The only expensive item in a complete collection of unemployed intellectuals’ semipostals would be the 1935 music issue with the 50c+2fr denomination (Scott B47), which has a catalog value of $125 in mint condition.
The majority of the other issues are valued at less than $10 each, within the budget of many collectors, intellectual or otherwise.
October 09, 2015 02:00 PMLinn’s managing editor Charles Snee reported the recovery of a block of three of the 1845 5¢ New York postmaster’s provisional stamp, once part of a block of 10 that was stolen from the Benjamin K. Miller collection in 1977. Read More ›
blogThis month marks my fifth anniversary writing the monthly auction report for Linn’s Stamp News. That’s 60 columns, totaling more than 100,000 words (enough for a decent-sized novel), all about our favorite hobby. Read More ›
blogWhen this cover was listed on eBay in mid-September, it didn't take long for some knowledgeable collectors to recognize this piece of postal history for the gem that it is: an early trans-oceanic survey cover for a Pacific route that included Midway Island, which would become famous as the location of a pivotal 1942 naval battle during World War II. Read More ›
blogIn mid-September I traveled to London, England, to attend Autumn Stampex, one of two British national stamp shows sponsored by the Philatelic Traders’ Society, Great Britain’s national stamp dealers association. The show took place Sept. 16-19 at the Business Design Centre in Islington (central north London), a comfortable and attractive venue for a stamp show. Read More ›
Watch as Linn’s Stamp News editorial director Donna Houseman talks about the recovery of a block of three 1845 5¢ New York Postmaster’s Provisional stamps taken in an infamous 1977 stamp heist.
Watch as Linn’s Stamp News senior editor Denise McCarty discusses current events that relate to the stamp hobby, including the relocation of a stamp show in Sweden due to the Syrian refugee crises, and new stamps honoring Pope Francis and the British monarchy.
Watch as Linn’s Stamp News associate editor Michael Baadke talks about a record fifth win for wildlife artist Joseph Hautman in the federal duck stamp art contest, and see the painting that will appear on next year’s federal duck stamp

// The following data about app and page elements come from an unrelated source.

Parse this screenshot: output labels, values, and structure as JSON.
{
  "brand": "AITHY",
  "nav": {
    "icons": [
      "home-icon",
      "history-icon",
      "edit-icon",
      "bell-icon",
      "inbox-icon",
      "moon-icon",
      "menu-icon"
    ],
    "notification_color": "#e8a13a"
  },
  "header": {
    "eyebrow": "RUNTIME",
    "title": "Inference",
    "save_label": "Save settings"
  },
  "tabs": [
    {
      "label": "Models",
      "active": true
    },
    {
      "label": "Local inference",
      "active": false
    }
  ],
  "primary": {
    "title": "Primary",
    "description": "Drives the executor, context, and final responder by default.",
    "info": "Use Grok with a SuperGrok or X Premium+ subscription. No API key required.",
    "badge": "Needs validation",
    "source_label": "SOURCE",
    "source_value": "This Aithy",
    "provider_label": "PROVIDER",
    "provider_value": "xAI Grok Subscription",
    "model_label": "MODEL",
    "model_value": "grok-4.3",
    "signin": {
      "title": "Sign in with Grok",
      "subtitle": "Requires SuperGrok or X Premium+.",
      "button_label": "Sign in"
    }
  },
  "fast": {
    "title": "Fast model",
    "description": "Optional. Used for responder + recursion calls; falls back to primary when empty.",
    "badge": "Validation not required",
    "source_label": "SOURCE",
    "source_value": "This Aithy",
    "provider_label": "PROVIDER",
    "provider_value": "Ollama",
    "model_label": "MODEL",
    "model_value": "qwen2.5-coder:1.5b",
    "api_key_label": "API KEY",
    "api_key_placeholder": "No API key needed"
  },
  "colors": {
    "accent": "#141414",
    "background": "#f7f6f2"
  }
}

Watch as Scott catalog senior editor Marty Frankevicz questions Bolivia’s choice for the design of a 2013 stamp honoring the country’s efforts to protect its migrants in foreign lands.
It is always a treat to get to see stamp dealers’ own collections.
In the recently concluded Linn’s United States Stamp Popularity Poll, the Circus Posters set of eight stamps was chosen as the overall favorite issue of 2014.
Dispersal of the splendid Daniel B. Curtis collection continued March 25, with Robert A. Siegel Auction Galleries gaveling items from United States back-of-the-book and possessions.
The 175th anniversary of the first postage stamp, Great Britain's Penny Black, is May 6, but the stamp was placed on sale May 1, 1840, for mailers to use beginning on May 6, the designated issue date.